Take yourself back to 2003, turning on the news and hearing story after story of bombings and terrorism when the invasion of Iraq began in the Middle East. ‘Thousands killed in horrific attack’, etc. We hear so many stories that disturbingly, we become desensitised to hearing these terrible headlines. It’s not often that we get to see, really see, the lives and personalities of people involved in these incidents. The Collector offers a small window into this, allowing 3 characters to chronologically narrate and piece together a story about an Iraqi man called Nasir from different perceptions.
Henry Naylor’s style of writing is refreshing considering the subject matter. It is lightly sprinkled with moments of humour which not only help to break up the severity and seriousness of the issues, but also make the characters seem all the more human. Naylor’s writing bursts through the audience’s westernised comfort, particularly with the character of Zoya (Anna Riding) who is made likeable and very real. Riding’s characterisations are very enjoyable and believable.

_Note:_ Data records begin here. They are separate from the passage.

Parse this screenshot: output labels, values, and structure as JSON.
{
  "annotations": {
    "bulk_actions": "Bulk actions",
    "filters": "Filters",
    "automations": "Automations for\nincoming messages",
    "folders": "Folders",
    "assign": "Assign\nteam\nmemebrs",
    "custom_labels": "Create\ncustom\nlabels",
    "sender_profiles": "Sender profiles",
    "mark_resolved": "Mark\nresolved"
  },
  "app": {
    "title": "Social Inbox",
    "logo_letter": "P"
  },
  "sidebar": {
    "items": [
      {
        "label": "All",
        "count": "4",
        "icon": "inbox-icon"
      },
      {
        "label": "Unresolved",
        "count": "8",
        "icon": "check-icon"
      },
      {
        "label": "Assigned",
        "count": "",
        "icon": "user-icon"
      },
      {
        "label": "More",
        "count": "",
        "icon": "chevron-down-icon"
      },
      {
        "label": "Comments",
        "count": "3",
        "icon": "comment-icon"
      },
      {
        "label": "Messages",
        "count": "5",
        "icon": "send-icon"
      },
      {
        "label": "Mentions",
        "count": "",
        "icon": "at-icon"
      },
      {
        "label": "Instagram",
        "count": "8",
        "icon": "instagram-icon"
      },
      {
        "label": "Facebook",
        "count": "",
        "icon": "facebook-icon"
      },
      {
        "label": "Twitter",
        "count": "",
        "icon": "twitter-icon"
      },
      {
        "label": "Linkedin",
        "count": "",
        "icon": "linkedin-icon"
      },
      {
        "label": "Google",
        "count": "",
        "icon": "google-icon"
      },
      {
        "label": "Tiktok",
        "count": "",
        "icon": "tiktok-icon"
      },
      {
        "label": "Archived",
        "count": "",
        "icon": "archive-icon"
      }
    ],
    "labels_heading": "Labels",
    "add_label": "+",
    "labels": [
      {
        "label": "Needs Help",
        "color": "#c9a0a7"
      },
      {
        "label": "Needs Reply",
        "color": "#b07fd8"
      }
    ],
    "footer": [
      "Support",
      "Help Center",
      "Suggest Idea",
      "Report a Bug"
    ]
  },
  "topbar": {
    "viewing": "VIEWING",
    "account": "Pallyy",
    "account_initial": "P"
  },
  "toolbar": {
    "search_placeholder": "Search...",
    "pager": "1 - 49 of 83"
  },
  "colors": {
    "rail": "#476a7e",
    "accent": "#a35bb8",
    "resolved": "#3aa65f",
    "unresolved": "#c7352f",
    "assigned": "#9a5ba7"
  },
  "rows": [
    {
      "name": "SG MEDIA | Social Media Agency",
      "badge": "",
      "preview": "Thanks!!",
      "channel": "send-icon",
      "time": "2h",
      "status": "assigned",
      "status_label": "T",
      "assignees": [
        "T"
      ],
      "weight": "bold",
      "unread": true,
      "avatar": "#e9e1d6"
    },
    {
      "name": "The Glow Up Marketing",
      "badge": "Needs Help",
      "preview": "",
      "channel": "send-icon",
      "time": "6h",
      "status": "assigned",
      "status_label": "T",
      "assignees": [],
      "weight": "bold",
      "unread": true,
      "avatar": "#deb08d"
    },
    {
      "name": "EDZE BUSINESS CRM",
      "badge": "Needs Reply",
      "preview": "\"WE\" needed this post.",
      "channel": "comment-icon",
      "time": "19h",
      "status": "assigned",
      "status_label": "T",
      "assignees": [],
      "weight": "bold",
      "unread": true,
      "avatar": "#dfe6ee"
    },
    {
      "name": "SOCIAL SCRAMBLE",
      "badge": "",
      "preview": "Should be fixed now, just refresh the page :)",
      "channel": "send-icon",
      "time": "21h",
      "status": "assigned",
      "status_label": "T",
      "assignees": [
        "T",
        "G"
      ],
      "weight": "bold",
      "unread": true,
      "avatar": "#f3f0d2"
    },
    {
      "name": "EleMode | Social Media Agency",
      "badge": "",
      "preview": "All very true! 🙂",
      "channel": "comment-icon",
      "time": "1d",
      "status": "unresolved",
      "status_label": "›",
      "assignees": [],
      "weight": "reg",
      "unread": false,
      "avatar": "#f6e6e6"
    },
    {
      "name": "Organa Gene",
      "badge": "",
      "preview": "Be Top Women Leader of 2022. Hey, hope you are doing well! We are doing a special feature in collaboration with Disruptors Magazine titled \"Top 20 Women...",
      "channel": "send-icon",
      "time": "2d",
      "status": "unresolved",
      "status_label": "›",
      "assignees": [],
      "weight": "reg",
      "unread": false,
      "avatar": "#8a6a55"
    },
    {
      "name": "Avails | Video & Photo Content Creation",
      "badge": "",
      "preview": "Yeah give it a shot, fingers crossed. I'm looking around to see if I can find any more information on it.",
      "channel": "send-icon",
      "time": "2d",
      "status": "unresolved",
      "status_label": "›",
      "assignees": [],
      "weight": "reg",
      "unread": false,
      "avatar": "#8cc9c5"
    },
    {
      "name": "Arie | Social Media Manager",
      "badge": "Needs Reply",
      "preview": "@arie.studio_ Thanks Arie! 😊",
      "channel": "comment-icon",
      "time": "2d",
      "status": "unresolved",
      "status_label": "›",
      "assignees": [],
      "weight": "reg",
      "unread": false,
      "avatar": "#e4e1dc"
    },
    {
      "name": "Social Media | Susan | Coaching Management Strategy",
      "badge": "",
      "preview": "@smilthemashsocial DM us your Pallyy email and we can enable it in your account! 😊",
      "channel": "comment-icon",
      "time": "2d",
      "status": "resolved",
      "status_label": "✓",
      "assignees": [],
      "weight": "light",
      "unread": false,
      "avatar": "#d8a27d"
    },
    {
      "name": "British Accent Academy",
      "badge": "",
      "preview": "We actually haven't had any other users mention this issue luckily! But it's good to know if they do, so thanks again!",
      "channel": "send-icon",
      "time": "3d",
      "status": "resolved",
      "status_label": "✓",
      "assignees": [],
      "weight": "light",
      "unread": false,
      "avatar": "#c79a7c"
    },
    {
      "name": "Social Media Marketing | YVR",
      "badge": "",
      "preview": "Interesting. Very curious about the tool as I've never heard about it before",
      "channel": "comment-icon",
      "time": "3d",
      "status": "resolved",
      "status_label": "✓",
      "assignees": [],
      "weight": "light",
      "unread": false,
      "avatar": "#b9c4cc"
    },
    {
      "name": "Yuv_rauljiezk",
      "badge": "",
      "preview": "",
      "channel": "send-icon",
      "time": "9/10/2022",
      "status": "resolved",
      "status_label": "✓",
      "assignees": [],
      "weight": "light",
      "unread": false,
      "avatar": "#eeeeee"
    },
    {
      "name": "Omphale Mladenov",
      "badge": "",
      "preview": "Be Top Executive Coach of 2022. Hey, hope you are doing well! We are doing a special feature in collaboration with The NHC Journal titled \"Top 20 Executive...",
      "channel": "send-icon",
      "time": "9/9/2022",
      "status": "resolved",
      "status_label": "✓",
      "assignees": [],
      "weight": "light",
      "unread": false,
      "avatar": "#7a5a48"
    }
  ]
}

We also hear the perspective from Kasprowicz and Foster, two Americans in the army who are there to help the Iraqi citizens. Disappointingly, the accents from time to time dip in and out of American, leading to a few oddly settling words (an example being “eck -set-tra rather than et-set-er-ah as the Americans would say”) . Olivia Beardsley uses a pace and rhythm throughout which is comparable to modern poetry but is very unsettling for this piece; taking deep breaths in the middle of sentences which interrupt the flow, it detracts from the reality of what she is saying and makes her performance seem a little self-indulgent. Had she taken bigger risks with what she was saying and wasn’t concerned with the way it was being said, this would have improved her performance.
Aside from the love interest section between Kasprowicz and Foster which is very suddenly sprung on and unnecessary to the story, the physicality between Beardsley and William Reay could have been better executed. There was a moment of stillness as they froze in the background in what was supposed to be lust and compulsion, but they weren’t even looking at each other’s faces and it seemed quite weak.

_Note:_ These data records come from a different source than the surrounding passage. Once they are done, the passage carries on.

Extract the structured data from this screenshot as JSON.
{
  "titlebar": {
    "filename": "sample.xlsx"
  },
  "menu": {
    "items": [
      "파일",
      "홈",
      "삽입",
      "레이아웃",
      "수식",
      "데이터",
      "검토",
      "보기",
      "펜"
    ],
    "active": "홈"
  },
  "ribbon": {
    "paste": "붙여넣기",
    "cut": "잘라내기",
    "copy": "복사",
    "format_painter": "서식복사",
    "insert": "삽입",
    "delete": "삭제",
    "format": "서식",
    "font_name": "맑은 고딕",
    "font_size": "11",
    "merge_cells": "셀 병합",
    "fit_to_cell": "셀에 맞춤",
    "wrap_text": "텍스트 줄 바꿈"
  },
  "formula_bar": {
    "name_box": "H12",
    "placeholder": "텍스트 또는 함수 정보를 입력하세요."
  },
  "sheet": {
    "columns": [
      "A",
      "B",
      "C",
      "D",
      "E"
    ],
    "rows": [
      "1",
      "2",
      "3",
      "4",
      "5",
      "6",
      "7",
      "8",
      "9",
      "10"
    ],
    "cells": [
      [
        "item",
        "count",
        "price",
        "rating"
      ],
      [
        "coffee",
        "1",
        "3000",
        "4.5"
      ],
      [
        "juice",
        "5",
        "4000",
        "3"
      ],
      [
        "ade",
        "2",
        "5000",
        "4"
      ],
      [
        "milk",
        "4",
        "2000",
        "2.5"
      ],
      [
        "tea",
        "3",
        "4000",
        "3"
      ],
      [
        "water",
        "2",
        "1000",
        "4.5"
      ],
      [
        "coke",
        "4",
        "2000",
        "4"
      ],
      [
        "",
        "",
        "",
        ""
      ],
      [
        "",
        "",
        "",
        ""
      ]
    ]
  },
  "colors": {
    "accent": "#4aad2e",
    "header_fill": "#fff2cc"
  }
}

Naylor’s story highlights the reality and makes a very good point that “the real foe is inside the heart of man”. The simplistic and suggested interrogatory set design is perfect for this well told tale, and the three do well to play what is obviously a very difficult story to tell.
The Collector is playing at the Greenwich Theatre until January 21.
Photo: Sheila Burnett